Website and app data records:
+++

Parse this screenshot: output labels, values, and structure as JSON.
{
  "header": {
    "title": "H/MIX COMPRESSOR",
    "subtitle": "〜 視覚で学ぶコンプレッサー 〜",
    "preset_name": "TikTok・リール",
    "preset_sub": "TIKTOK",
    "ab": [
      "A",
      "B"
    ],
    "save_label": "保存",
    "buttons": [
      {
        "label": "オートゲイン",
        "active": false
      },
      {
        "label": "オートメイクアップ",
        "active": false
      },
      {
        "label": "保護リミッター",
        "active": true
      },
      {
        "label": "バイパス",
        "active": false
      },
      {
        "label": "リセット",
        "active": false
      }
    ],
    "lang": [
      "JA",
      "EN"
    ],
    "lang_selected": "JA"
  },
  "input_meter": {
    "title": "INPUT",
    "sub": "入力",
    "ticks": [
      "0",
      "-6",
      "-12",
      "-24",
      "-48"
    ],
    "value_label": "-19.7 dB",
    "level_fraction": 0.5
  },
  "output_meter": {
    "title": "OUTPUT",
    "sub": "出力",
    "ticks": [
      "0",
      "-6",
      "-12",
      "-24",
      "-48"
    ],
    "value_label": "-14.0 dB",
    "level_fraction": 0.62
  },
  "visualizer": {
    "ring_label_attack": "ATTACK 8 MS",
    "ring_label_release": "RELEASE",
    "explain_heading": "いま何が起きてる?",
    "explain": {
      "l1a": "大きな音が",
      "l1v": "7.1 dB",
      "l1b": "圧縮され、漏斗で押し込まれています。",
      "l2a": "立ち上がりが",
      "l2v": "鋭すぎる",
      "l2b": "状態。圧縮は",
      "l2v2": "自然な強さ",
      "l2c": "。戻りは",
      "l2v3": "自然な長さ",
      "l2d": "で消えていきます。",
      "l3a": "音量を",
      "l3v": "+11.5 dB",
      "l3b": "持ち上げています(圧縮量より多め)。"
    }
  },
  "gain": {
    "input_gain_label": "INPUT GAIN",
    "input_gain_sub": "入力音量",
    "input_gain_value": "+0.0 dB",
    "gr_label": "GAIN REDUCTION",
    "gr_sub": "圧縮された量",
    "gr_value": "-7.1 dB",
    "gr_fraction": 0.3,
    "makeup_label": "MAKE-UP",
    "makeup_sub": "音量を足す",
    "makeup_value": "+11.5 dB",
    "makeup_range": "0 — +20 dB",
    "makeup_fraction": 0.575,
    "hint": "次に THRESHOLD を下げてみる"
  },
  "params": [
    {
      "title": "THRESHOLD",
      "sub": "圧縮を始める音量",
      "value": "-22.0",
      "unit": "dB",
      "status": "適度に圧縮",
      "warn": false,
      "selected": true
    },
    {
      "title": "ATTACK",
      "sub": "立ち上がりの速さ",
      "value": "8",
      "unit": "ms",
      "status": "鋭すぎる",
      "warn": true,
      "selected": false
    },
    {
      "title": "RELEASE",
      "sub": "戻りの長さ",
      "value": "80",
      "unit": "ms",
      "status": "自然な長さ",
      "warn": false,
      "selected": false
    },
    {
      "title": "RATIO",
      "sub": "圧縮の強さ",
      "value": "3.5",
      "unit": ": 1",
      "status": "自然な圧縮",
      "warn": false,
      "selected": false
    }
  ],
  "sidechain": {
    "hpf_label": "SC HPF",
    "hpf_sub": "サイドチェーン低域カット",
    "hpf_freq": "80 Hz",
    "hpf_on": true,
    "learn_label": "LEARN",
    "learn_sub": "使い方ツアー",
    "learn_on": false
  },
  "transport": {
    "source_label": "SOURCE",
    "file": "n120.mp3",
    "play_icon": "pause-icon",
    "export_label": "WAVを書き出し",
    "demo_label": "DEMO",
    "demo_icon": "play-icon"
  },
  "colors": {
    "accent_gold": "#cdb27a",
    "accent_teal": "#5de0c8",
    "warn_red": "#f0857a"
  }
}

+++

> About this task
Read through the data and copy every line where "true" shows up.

> Result of the exercise
        "active": true
      "selected": true
      "warn": true,
    "hpf_on": true,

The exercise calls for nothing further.